------ Working data
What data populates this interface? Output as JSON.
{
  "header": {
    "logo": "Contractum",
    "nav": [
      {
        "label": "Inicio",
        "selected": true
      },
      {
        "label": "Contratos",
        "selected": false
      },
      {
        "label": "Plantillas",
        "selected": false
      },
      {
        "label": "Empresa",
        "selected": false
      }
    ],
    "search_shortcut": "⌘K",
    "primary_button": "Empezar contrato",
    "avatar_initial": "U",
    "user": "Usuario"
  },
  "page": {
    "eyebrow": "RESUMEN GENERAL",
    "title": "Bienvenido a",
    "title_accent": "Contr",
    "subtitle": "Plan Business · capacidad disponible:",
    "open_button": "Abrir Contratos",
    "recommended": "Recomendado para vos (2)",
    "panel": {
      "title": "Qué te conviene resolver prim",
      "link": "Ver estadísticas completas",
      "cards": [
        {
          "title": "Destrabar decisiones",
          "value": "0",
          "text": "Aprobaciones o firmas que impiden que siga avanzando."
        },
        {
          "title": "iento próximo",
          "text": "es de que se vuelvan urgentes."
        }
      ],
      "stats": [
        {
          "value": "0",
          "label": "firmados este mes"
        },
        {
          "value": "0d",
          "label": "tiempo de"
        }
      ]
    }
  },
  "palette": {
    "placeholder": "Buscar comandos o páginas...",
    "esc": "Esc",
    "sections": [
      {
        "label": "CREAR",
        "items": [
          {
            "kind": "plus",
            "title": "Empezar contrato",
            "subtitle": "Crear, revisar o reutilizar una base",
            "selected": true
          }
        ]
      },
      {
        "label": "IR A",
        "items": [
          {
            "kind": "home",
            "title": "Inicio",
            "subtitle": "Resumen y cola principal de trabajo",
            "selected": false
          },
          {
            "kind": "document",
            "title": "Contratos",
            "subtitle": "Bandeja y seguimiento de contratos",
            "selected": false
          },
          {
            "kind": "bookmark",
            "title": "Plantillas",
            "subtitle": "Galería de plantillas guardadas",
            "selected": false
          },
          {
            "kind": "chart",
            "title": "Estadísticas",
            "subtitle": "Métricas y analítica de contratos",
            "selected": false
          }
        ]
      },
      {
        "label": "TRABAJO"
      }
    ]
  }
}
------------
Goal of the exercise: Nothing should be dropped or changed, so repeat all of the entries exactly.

Answer to this task:
What data populates this interface? Output as JSON.
{
  "header": {
    "logo": "Contractum",
    "nav": [
      {
        "label": "Inicio",
        "selected": true
      },
      {
        "label": "Contratos",
        "selected": false
      },
      {
        "label": "Plantillas",
        "selected": false
      },
      {
        "label": "Empresa",
        "selected": false
      }
    ],
    "search_shortcut": "⌘K",
    "primary_button": "Empezar contrato",
    "avatar_initial": "U",
    "user": "Usuario"
  },
  "page": {
    "eyebrow": "RESUMEN GENERAL",
    "title": "Bienvenido a",
    "title_accent": "Contr",
    "subtitle": "Plan Business · capacidad disponible:",
    "open_button": "Abrir Contratos",
    "recommended": "Recomendado para vos (2)",
    "panel": {
      "title": "Qué te conviene resolver prim",
      "link": "Ver estadísticas completas",
      "cards": [
        {
          "title": "Destrabar decisiones",
          "value": "0",
          "text": "Aprobaciones o firmas que impiden que siga avanzando."
        },
        {
          "title": "iento próximo",
          "text": "es de que se vuelvan urgentes."
        }
      ],
      "stats": [
        {
          "value": "0",
          "label": "firmados este mes"
        },
        {
          "value": "0d",
          "label": "tiempo de"
        }
      ]
    }
  },
  "palette": {
    "placeholder": "Buscar comandos o páginas...",
    "esc": "Esc",
    "sections": [
      {
        "label": "CREAR",
        "items": [
          {
            "kind": "plus",
            "title": "Empezar contrato",
            "subtitle": "Crear, revisar o reutilizar una base",
            "selected": true
          }
        ]
      },
      {
        "label": "IR A",
        "items": [
          {
            "kind": "home",
            "title": "Inicio",
            "subtitle": "Resumen y cola principal de trabajo",
            "selected": false
          },
          {
            "kind": "document",
            "title": "Contratos",
            "subtitle": "Bandeja y seguimiento de contratos",
            "selected": false
          },
          {
            "kind": "bookmark",
            "title": "Plantillas",
            "subtitle": "Galería de plantillas guardadas",
            "selected": false
          },
          {
            "kind": "chart",
            "title": "Estadísticas",
            "subtitle": "Métricas y analítica de contratos",
            "selected": false
          }
        ]
      },
      {
        "label": "TRABAJO"
      }
    ]
  }
}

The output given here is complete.